Unraveling Vector Databases and Vector Search for AI Applications

The emergence of vector databases and vector search for handling massive quantities of complex data have radically transformed the way AI is implemented and managed. As a specialized approach for managing multi-dimensional data, vector technology proves to be an essential component of advanced AI applications.

Experts from Datavail joined DBTA’s webinar, Vector Databases: Innovating Data Management in the AI Era, to examine the nuances of vector databases and vector search, as well as its role for AI implementation.

Michael Agarwal, director and global practice leader, cloud databases at Datavail, started with the basics, defining a vector as an embedding that refers to a mathematical representation of data in a high-dimensional space. More simply, a vector is a list of numbers or coordinates that represents data when it’s encoded.

Embeddings measure the relatedness of text strings, where small distances indicate high relatedness and large distances indicate low relatedness. This technology is often used for:

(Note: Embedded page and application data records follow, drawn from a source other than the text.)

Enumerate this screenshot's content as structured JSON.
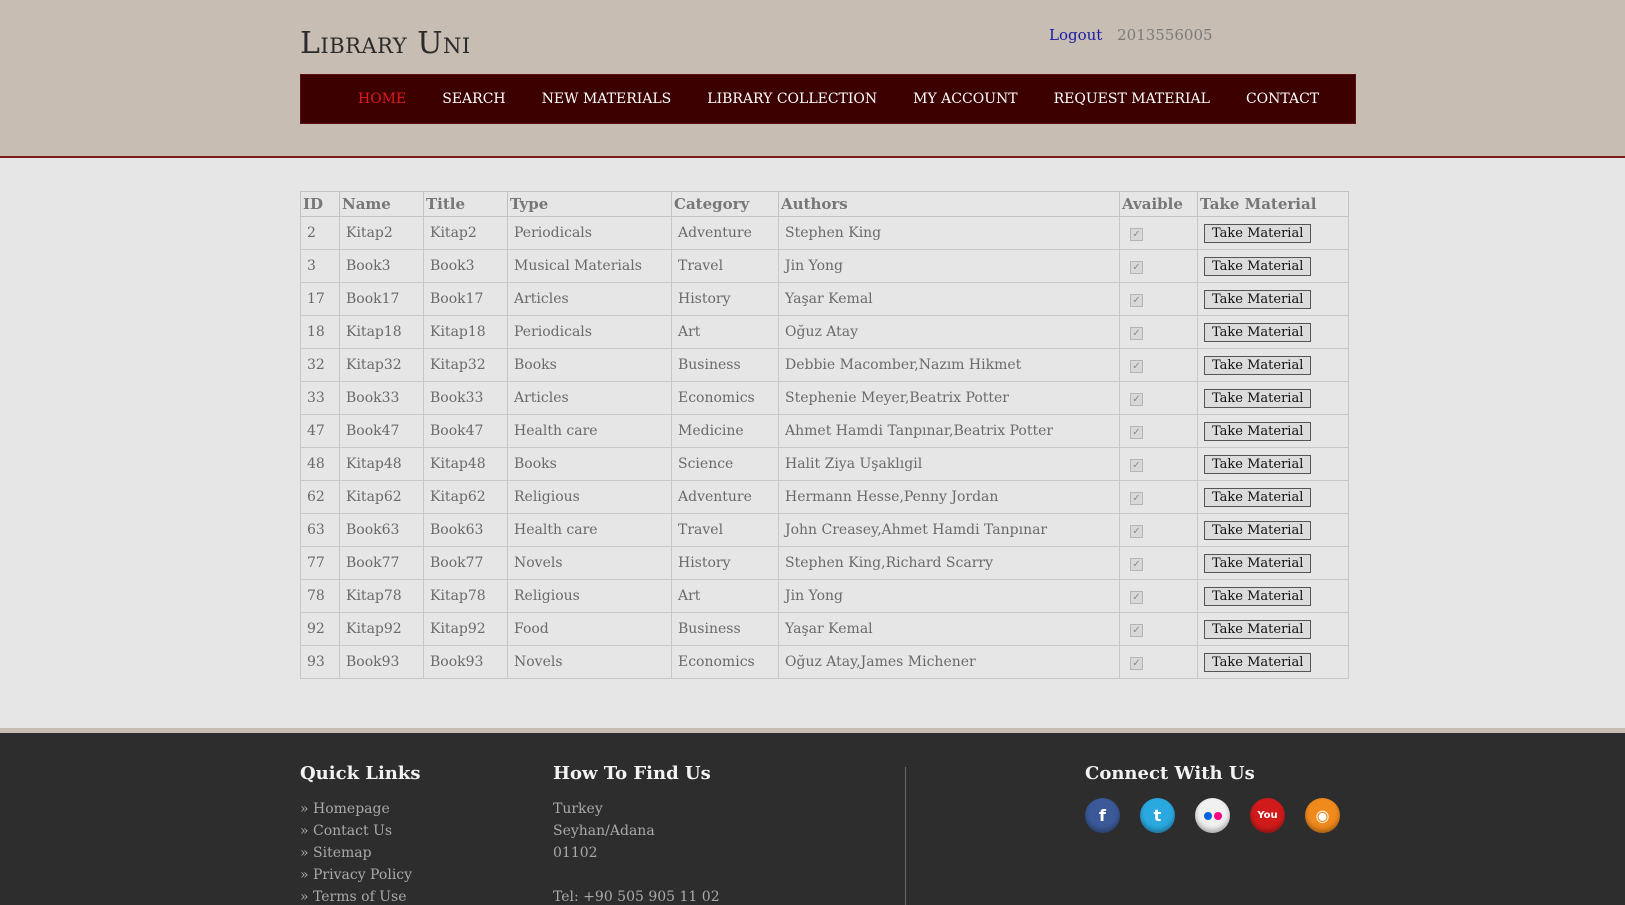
{
  "header": {
    "logo": "Library Uni",
    "logout": "Logout",
    "user_id": "2013556005"
  },
  "nav": [
    {
      "label": "HOME",
      "active": true
    },
    {
      "label": "SEARCH"
    },
    {
      "label": "NEW MATERIALS"
    },
    {
      "label": "LIBRARY COLLECTION"
    },
    {
      "label": "MY ACCOUNT"
    },
    {
      "label": "REQUEST MATERIAL"
    },
    {
      "label": "CONTACT"
    }
  ],
  "table": {
    "columns": [
      "ID",
      "Name",
      "Title",
      "Type",
      "Category",
      "Authors",
      "Avaible",
      "Take Material"
    ],
    "button_label": "Take Material",
    "rows": [
      {
        "id": "2",
        "name": "Kitap2",
        "title": "Kitap2",
        "type": "Periodicals",
        "category": "Adventure",
        "authors": "Stephen King",
        "available": true
      },
      {
        "id": "3",
        "name": "Book3",
        "title": "Book3",
        "type": "Musical Materials",
        "category": "Travel",
        "authors": "Jin Yong",
        "available": true
      },
      {
        "id": "17",
        "name": "Book17",
        "title": "Book17",
        "type": "Articles",
        "category": "History",
        "authors": "Yaşar Kemal",
        "available": true
      },
      {
        "id": "18",
        "name": "Kitap18",
        "title": "Kitap18",
        "type": "Periodicals",
        "category": "Art",
        "authors": "Oğuz Atay",
        "available": true
      },
      {
        "id": "32",
        "name": "Kitap32",
        "title": "Kitap32",
        "type": "Books",
        "category": "Business",
        "authors": "Debbie Macomber,Nazım Hikmet",
        "available": true
      },
      {
        "id": "33",
        "name": "Book33",
        "title": "Book33",
        "type": "Articles",
        "category": "Economics",
        "authors": "Stephenie Meyer,Beatrix Potter",
        "available": true
      },
      {
        "id": "47",
        "name": "Book47",
        "title": "Book47",
        "type": "Health care",
        "category": "Medicine",
        "authors": "Ahmet Hamdi Tanpınar,Beatrix Potter",
        "available": true
      },
      {
        "id": "48",
        "name": "Kitap48",
        "title": "Kitap48",
        "type": "Books",
        "category": "Science",
        "authors": "Halit Ziya Uşaklıgil",
        "available": true
      },
      {
        "id": "62",
        "name": "Kitap62",
        "title": "Kitap62",
        "type": "Religious",
        "category": "Adventure",
        "authors": "Hermann Hesse,Penny Jordan",
        "available": true
      },
      {
        "id": "63",
        "name": "Book63",
        "title": "Book63",
        "type": "Health care",
        "category": "Travel",
        "authors": "John Creasey,Ahmet Hamdi Tanpınar",
        "available": true
      },
      {
        "id": "77",
        "name": "Book77",
        "title": "Book77",
        "type": "Novels",
        "category": "History",
        "authors": "Stephen King,Richard Scarry",
        "available": true
      },
      {
        "id": "78",
        "name": "Kitap78",
        "title": "Kitap78",
        "type": "Religious",
        "category": "Art",
        "authors": "Jin Yong",
        "available": true
      },
      {
        "id": "92",
        "name": "Kitap92",
        "title": "Kitap92",
        "type": "Food",
        "category": "Business",
        "authors": "Yaşar Kemal",
        "available": true
      },
      {
        "id": "93",
        "name": "Book93",
        "title": "Book93",
        "type": "Novels",
        "category": "Economics",
        "authors": "Oğuz Atay,James Michener",
        "available": true
      }
    ]
  },
  "footer": {
    "quick_links_title": "Quick Links",
    "quick_links": [
      "» Homepage",
      "» Contact Us",
      "» Sitemap",
      "» Privacy Policy",
      "» Terms of Use"
    ],
    "find_us_title": "How To Find Us",
    "address": [
      "Turkey",
      "Seyhan/Adana",
      "01102"
    ],
    "tel": "Tel: +90 505 905 11 02",
    "connect_title": "Connect With Us",
    "social": [
      {
        "icon": "facebook-icon",
        "glyph": "f",
        "color": "#3b5998"
      },
      {
        "icon": "twitter-icon",
        "glyph": "t",
        "color": "#2aa9e0"
      },
      {
        "icon": "flickr-icon",
        "glyph": "••",
        "color": "#f0f0f0"
      },
      {
        "icon": "youtube-icon",
        "glyph": "You",
        "color": "#d11b1b"
      },
      {
        "icon": "rss-icon",
        "glyph": "◉",
        "color": "#f08a1c"
      }
    ]
  }
}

  • Search, where results are ranked by relevance to a query string
  • Clustering, where text strings are grouped by similarity
  • Recommendations, where items with related text strings are recommended
  • Anomaly Detection, where outliers with little relatedness are identified
  • Diversity Measurement, where similarity distributions are analyzed
  • Classification, where text strings are classified by their most similar label

A vector database, Agarwal explained, stores, indexes, and manages vector embeddings—including images, videos, audio, and text—in a form that computers can process for search and retrieval tasks. If you have a vector embedding, you need a vector database.

A good vector database will be conducive to vector search, allowing you to search vectors based on semantic similarity. This search needs to be fast, as an enterprise may store millions or billions of vectors.

Jorge Anicama, practice leader, analytics at Datavail, pointed out that vector databases are what enable AI and large language models (LLMs) to infuse domain knowledge with question/answer-based AI. This functionality—known as retrieval augmented generation (RAG)—requires vectors to represent text embeddings that indicate a specific piece of data. These text embeddings, which become vectors, represent your domain knowledge.

Once these vectors are stored in the vector database, this information is made available through an application. When a user interacts with that app by asking questions about the domain knowledge, the question passes through the LLM and is converted into a vector. Then, this vector is going to search for a similar vector within the database through a proximity algorithm. The most similar vector found will, once again, be fed through the LLM to be converted back into text, creating a natural language conversation between data and user.

Srinivasa Krishna, director and global practice leader, MySQL and MariaDB, at Datavail, explained that as the demand for generative AI (GenAI) applications continue to surge, vector databases will play a key role in the space.

“Their [vector databases] ability to efficiently store, retrieve, and contextualize data in real-time makes them more appealing for these [GenAI] applications,” said Krishna.

He then divided vector databases into three types, including:

  • Vector Libraries: Lightweight, open source, easily available, and can be integrated easily into app codes
  • Specialized Vector-Only Databases: Store embeddings in a database and then make them queryable, mainly for specific use cases
  • Enterprise Databases with Vector Support: Many large databases are expanding their functionality with extensions/plugins for vectors

Krishna then walked webinar viewers through different databases and their vector capabilities, such as:

  • MySQL and MariaDB: Uses traditional database methods while offering special data types for vector store with vector search functionality. Also has several capabilities in private preview or that are under development, including Vector Store in MySQL Heatwave, MariaDB Vector Engine, Vector Search in Google CloudSQL for MySQL, and PlanetScale - Vector Types and Indexes.
  • PostgreSQL: A popular RDBMS with a strong community, offering pgvector, an open source vector similarity extension that delivers CREATE TABLE items, INSERT INTO items, and SELECT FROM items ORDER BY embedding.
  • MongoDB: A popular NoSQL database with a strong developer community, a free community edition, and horizontal scaling, with vector search supported in MongoDB version 7.0.2 or 6.0.11 or later versions that avoids “synchronization tax.”
  • Pinecone: Serverless vector database supported on AWS, Azure, and GCP with hybrid search, namespaces, and many integrations.
  • Weaviate: Open source/cloud-based managed service/run as containers vector database supported on AWS, Azure, and GCP with hybrid search, vector index compression, and many integrations.

For an in-depth review of vector database and vector search for AI apps, including use cases, challenges, and more, you can view an archived version of the webinar here.